Florida has long been known as one of the most business-friendly state in the nation. Our Legislature, along with Gov. Ron DeSantis, have paved t
Florida has long been known as one of the most business-friendly state in the nation. Our Legislature, along with Gov. Ron DeSantis, have paved the way for small businesses to be successful.
According to data from the Florida Small Business Development Center Network, our state in 2019 was home to 2.5 million small businesses that comprised 99.8 percent of all business in the state. When our communities were hit with an unprecedented pandemic, our leaders went straight to work to ensure Florida’s robust small business community would survive.
Our leaders have made it clear from the start that rebuilding Florida’s economy is a priority as we move forward. It’s support like this that has given small businesses the boost they needed during a difficult time. Now, it’s time to ensure we don’t inadvertently hurt the very businesses we set out to support.
Technology issues will be a key topic of this year’s legislative session and I hope our leaders will pursue ways to protect the interest of Floridians and look for collaborative ways to ensure small businesses can continue to thrive.
As we continue to navigate the economic hurdles resulting from the pandemic, many businesses have taken a look at their business models and have diversified into digital spaces. In fact, the Florida Hispanic Chamber of Commerce recently released recommendations to curb financial downturns encouraging businesses to new look at new growth strategies such as e-commerce and other digital tools and platforms.
Digital tools allow businesses to reach their customers, make connections and sell their products during a time where lockdowns and social-distancing efforts have become a reality. Virtual marketplaces and public squares support businesses by offering a means to stay in touch with potential patrons, while reminding existing customers why they appreciate a local brand or business.
Even customers who might not be in the market for goods can admire a business from behind a screen, keeping them top of mind for when customers are ready to purchase a product or service. All over the state, small business owners considered their options and found digital tools to be accessible, necessary and, ultimately, a main driver of revenue.
Before the pandemic, digital tools were helpful. Now, they have become essential tools for a business’ ability to keep its doors open while keeping their customers and employees safe. A report by the Connected Commerce Council found 40 percent of businesses rely on digital tools to meet new customers and 70 percent of those that used digital tools during the pandemic found them to be “helpful.” While these statistics support the need to expand Florida’s relationships with technology companies, the report also found at least 80 percent of businesses want to learn how to use digital tools and incorporate them into their strategies.

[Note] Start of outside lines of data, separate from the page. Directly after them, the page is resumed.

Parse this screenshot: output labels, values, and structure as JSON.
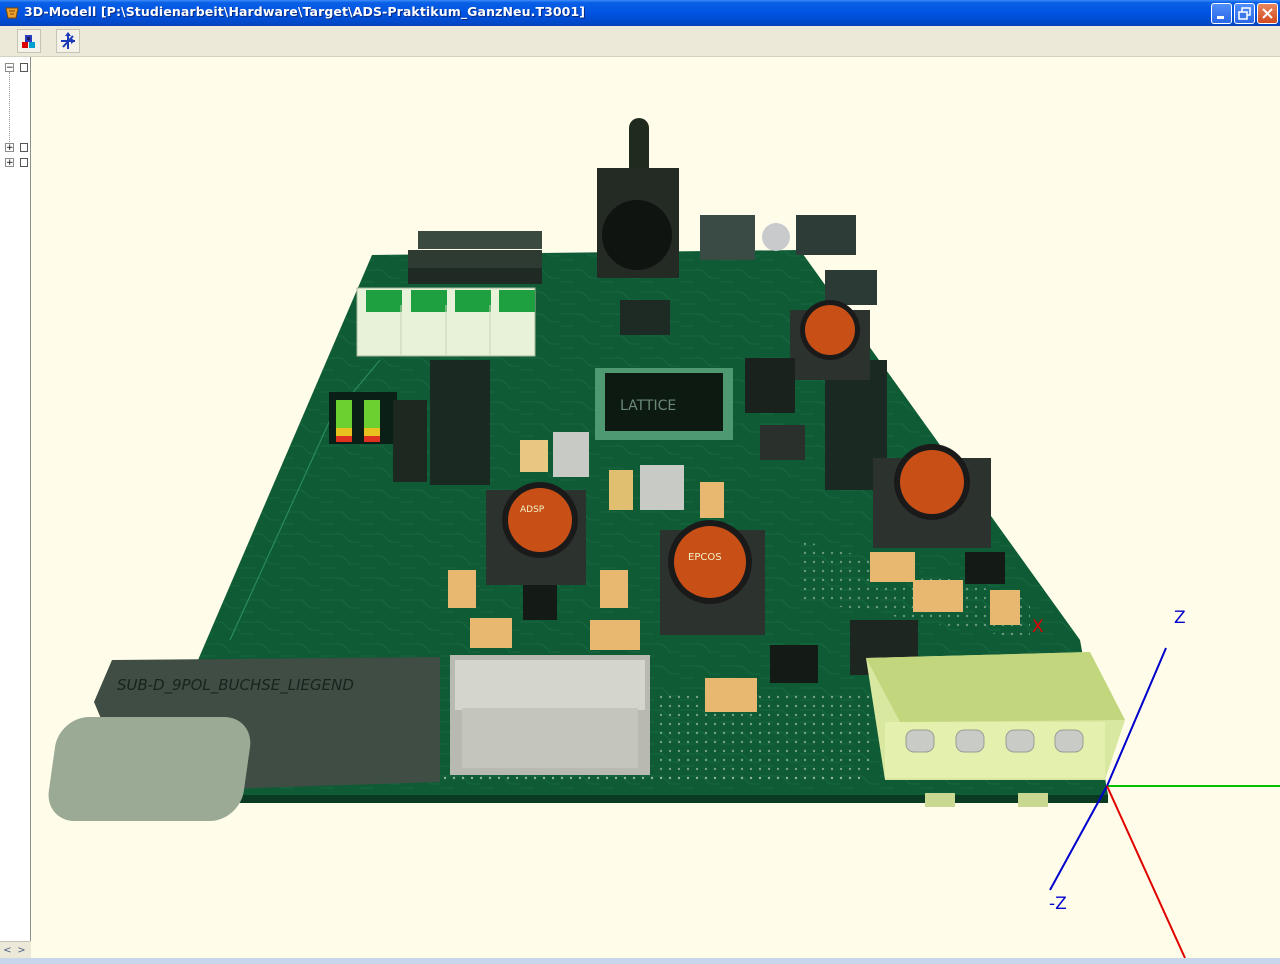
{
  "window": {
    "title": "3D-Modell  [P:\\Studienarbeit\\Hardware\\Target\\ADS-Praktikum_GanzNeu.T3001]"
  },
  "toolbar": {
    "buttons": [
      {
        "icon": "color-cubes-icon"
      },
      {
        "icon": "axis-move-icon"
      }
    ]
  },
  "tree": {
    "nodes": [
      {
        "expander": "−"
      },
      {
        "expander": "+"
      },
      {
        "expander": "+"
      }
    ]
  },
  "scrollbar": {
    "left_arrow": "<",
    "right_arrow": ">"
  },
  "model": {
    "connector_label": "SUB-D_9POL_BUCHSE_LIEGEND",
    "chip_label": "LATTICE",
    "inductor_label": "EPCOS",
    "inductor_label_2": "ADSP"
  },
  "axes": {
    "x_label": "X",
    "z_label": "Z",
    "neg_z_label": "-Z",
    "colors": {
      "x": "#e00000",
      "y": "#00c000",
      "z": "#0000cc"
    }
  },
  "colors": {
    "pcb": "#0d5a34",
    "pcb_dark": "#0a3f25",
    "background": "#fffde9",
    "titlebar": "#0054e3"
  }
}
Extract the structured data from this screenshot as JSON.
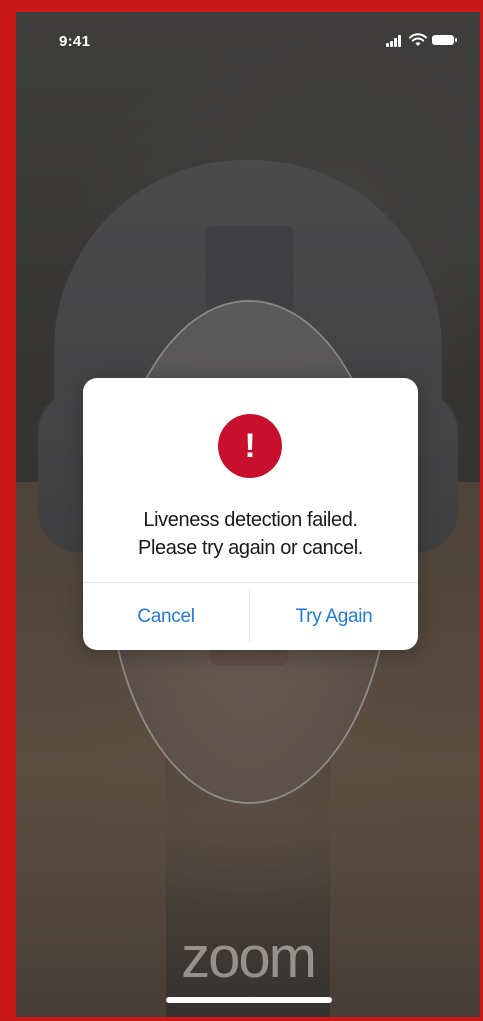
{
  "status_bar": {
    "time": "9:41",
    "icons": [
      "signal-icon",
      "wifi-icon",
      "battery-icon"
    ]
  },
  "dialog": {
    "icon": "alert-icon",
    "icon_glyph": "!",
    "message_line1": "Liveness detection failed.",
    "message_line2": "Please try again or cancel.",
    "cancel_label": "Cancel",
    "try_again_label": "Try Again"
  },
  "brand": {
    "logo_text": "zoom"
  },
  "colors": {
    "alert_red": "#c8102e",
    "button_blue": "#1f7ae0",
    "frame_red": "#c91818"
  }
}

Now, more than ever, our leaders should work to foster a positive relationship with technology companies. Florida’s small businesses, and the communities they uplift around the state, depend on it.
Julio Fuentes is the president of the Florida Hispanic Chamber of Commerce.